- [Prompt] Scan the records for the string "this"; copy each line where it occurs.

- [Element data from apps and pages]
____________
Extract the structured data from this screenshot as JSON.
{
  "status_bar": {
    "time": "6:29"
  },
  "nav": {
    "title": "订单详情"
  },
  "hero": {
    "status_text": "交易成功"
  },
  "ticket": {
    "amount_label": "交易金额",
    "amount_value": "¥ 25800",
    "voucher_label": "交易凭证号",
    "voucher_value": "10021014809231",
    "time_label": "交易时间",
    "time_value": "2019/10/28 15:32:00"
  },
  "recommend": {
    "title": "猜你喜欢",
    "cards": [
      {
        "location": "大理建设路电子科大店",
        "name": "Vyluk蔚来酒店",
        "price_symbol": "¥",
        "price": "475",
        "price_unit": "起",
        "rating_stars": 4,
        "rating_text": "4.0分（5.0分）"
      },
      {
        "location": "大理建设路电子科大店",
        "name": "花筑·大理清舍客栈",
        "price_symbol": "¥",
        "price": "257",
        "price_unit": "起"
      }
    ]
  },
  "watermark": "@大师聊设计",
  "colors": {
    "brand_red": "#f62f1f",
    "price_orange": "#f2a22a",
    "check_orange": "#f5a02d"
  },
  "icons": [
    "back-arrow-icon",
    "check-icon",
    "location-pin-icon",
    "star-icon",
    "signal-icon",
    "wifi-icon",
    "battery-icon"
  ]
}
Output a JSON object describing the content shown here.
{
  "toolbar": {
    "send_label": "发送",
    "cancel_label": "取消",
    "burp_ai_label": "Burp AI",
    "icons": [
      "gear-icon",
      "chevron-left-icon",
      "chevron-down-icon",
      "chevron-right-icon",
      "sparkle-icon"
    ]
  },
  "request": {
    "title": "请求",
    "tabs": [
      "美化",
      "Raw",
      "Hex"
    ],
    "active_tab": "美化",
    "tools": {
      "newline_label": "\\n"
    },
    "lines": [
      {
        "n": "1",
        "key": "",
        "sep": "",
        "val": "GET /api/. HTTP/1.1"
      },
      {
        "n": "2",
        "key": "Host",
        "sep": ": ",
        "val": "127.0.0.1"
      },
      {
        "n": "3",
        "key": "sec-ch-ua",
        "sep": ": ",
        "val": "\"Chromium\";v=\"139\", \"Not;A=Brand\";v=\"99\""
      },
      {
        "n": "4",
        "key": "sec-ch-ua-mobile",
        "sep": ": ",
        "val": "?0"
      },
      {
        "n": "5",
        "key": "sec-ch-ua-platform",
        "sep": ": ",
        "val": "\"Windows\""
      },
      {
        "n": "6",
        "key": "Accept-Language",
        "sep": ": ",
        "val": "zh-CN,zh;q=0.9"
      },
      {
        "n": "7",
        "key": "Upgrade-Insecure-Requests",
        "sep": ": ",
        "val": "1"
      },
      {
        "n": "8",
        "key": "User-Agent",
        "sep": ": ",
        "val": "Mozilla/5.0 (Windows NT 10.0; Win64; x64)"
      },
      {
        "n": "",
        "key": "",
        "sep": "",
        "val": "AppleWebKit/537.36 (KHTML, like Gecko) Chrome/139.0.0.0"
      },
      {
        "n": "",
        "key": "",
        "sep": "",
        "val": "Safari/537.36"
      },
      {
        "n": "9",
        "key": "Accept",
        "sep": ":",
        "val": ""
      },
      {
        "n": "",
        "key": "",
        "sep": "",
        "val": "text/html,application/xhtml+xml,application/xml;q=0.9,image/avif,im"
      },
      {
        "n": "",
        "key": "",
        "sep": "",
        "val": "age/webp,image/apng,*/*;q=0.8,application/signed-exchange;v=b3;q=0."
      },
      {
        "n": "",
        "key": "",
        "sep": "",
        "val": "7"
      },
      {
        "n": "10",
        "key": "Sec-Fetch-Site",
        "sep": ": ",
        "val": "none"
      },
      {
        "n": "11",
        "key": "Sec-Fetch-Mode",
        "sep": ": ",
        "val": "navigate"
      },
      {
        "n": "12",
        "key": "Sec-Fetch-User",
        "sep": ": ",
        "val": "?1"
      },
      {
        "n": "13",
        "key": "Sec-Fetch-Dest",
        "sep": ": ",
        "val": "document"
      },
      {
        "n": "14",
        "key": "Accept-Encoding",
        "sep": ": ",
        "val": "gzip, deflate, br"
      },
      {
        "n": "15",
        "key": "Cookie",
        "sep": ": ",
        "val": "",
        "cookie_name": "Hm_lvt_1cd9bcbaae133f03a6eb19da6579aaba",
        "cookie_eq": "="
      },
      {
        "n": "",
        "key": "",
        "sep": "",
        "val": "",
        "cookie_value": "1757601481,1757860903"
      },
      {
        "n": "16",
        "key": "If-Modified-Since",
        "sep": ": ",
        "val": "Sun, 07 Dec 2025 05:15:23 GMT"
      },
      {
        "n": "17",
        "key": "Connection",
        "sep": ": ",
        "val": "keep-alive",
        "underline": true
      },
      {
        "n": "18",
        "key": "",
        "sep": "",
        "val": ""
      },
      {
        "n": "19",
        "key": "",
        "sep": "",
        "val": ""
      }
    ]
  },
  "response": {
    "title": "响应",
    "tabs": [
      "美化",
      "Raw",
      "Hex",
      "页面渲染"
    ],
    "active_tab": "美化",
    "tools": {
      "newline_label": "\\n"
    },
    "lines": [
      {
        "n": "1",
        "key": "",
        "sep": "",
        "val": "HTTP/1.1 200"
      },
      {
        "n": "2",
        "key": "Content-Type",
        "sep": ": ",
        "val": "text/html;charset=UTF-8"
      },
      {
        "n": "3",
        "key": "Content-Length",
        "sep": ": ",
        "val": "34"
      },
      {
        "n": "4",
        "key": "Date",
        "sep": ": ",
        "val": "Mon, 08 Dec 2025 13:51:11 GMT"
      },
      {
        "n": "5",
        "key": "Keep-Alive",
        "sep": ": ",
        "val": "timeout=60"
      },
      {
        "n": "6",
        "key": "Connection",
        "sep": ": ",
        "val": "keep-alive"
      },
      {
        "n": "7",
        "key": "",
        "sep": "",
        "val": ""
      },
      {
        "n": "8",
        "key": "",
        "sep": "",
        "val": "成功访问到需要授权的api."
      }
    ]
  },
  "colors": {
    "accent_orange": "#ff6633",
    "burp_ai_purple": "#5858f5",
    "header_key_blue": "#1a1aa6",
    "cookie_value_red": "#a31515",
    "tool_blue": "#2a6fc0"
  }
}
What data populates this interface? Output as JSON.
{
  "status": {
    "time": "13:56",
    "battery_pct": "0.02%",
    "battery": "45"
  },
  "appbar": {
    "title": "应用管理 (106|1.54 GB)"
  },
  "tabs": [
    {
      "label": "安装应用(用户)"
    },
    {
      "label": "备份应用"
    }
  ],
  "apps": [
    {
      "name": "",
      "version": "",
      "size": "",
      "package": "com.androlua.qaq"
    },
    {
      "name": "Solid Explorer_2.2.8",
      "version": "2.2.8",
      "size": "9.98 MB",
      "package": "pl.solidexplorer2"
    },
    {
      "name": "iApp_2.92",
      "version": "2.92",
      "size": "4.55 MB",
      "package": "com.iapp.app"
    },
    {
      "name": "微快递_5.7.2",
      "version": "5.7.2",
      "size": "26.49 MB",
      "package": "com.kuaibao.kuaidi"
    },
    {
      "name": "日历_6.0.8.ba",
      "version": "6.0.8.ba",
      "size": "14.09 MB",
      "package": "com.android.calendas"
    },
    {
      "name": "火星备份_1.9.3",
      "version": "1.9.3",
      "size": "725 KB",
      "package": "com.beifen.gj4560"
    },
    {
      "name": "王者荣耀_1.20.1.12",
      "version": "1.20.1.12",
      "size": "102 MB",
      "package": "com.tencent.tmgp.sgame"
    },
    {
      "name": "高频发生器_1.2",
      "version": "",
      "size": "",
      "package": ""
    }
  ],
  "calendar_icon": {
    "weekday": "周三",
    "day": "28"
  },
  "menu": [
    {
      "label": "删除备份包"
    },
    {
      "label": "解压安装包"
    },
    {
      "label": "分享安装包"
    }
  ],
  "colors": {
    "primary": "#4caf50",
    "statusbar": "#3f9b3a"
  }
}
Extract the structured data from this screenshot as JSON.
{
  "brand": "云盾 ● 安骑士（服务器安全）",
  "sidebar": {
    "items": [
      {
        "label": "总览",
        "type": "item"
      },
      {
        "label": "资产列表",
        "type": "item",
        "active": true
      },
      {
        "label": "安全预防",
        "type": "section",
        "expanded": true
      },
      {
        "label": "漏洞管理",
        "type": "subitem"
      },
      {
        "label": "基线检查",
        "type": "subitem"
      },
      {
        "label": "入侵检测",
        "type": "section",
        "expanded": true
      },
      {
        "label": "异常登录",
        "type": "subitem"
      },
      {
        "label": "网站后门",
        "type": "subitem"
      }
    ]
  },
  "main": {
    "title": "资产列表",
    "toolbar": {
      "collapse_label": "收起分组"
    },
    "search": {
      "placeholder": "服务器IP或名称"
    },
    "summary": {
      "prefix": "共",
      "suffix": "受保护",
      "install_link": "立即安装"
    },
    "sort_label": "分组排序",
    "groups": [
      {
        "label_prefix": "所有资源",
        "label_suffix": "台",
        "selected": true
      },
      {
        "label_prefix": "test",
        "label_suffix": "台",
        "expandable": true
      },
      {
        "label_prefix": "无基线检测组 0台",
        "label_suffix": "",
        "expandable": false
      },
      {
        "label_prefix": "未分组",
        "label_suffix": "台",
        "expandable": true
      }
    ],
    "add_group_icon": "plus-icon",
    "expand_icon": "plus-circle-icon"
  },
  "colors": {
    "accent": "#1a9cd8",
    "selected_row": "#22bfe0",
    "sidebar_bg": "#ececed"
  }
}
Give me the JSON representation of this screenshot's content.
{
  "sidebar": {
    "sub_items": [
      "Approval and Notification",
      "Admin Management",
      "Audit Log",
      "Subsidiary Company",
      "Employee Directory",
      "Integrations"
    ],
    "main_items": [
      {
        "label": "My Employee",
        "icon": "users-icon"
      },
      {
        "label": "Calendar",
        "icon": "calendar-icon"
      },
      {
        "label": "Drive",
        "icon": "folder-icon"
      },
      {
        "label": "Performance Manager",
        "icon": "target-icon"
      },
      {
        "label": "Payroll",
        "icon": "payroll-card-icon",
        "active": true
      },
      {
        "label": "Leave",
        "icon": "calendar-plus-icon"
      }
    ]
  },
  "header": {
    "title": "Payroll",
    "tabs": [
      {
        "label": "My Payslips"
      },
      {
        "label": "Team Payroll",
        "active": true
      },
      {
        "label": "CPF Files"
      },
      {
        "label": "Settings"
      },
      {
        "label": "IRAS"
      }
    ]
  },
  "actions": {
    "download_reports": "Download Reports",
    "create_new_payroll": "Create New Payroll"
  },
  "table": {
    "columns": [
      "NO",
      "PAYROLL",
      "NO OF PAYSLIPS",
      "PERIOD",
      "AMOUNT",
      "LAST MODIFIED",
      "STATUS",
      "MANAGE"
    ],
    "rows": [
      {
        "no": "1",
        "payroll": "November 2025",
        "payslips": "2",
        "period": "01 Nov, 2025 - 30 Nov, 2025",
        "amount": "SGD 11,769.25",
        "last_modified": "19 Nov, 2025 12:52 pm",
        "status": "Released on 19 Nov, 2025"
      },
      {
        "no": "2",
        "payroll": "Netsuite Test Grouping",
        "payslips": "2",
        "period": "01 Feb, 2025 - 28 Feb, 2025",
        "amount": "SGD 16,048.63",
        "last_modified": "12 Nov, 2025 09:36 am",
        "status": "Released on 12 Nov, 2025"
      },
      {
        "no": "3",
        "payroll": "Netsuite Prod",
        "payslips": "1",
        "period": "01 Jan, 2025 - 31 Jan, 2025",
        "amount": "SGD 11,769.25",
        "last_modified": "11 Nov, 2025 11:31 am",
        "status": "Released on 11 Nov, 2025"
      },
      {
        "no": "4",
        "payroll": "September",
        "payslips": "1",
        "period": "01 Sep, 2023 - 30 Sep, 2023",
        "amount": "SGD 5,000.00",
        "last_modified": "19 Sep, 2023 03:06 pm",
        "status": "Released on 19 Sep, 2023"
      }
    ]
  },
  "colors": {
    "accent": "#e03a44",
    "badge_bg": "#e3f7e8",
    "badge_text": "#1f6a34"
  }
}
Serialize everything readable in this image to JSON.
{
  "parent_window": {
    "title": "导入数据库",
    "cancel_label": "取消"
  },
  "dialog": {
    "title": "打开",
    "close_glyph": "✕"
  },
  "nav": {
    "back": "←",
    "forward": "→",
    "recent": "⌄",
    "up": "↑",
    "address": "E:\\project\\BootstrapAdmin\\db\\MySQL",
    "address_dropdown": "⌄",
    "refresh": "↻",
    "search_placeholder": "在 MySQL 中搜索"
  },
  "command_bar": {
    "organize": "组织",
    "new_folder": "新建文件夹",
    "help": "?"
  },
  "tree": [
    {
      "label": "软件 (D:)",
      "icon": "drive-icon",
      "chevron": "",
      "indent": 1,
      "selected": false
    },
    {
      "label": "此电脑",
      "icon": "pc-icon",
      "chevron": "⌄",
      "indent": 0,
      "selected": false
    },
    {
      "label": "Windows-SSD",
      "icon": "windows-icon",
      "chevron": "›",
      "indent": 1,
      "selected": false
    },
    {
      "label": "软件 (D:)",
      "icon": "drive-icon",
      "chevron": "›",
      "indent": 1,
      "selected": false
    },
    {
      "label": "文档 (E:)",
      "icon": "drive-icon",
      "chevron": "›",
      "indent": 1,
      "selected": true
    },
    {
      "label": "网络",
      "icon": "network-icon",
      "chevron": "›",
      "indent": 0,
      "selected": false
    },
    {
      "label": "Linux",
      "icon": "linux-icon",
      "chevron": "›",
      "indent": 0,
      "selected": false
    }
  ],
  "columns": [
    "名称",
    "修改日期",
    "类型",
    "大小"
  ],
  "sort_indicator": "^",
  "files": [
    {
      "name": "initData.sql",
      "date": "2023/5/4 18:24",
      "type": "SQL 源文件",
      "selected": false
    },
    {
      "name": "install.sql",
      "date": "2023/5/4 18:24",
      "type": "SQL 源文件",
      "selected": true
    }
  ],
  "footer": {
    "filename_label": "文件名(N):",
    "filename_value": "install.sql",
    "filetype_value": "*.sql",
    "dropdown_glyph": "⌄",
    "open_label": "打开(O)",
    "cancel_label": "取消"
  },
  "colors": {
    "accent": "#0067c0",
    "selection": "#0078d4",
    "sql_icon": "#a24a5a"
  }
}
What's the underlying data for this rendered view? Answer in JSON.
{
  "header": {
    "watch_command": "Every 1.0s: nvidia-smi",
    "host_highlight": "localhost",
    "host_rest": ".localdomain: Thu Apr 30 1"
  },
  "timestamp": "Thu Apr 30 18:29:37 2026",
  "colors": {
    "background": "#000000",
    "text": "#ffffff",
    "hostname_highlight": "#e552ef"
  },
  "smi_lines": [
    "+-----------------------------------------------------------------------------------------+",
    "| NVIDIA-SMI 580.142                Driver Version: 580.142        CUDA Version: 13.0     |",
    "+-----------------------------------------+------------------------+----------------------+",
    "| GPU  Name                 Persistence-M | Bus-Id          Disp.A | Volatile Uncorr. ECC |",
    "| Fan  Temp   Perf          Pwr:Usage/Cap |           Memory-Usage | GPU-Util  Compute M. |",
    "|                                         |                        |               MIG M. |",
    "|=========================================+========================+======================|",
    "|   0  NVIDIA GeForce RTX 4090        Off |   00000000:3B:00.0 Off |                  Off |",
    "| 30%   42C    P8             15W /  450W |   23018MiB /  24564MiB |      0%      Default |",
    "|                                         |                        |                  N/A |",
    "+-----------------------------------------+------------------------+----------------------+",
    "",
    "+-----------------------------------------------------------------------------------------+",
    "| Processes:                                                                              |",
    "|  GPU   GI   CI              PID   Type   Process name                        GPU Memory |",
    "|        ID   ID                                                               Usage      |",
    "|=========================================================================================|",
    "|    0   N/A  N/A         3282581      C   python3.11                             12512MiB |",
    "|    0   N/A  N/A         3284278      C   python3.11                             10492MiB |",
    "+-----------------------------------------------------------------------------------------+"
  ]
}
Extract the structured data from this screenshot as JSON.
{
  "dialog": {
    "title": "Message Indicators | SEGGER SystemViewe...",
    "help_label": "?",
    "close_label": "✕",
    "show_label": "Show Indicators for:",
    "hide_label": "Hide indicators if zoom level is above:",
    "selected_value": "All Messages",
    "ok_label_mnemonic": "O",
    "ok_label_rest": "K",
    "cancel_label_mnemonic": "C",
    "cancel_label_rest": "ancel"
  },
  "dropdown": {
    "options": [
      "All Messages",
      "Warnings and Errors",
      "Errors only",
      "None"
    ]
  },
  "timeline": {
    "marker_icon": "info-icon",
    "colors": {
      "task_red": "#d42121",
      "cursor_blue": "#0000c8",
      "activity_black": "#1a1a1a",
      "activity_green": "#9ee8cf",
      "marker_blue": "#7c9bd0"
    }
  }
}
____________
- [Answer section]
Extract the structured data from this screenshot as JSON.
What data populates this interface? Output as JSON.
Extract the structured data from this screenshot as JSON.
Give me the JSON representation of this screenshot's content.
Serialize everything readable in this image to JSON.
What's the underlying data for this rendered view? Answer in JSON.
Extract the structured data from this screenshot as JSON.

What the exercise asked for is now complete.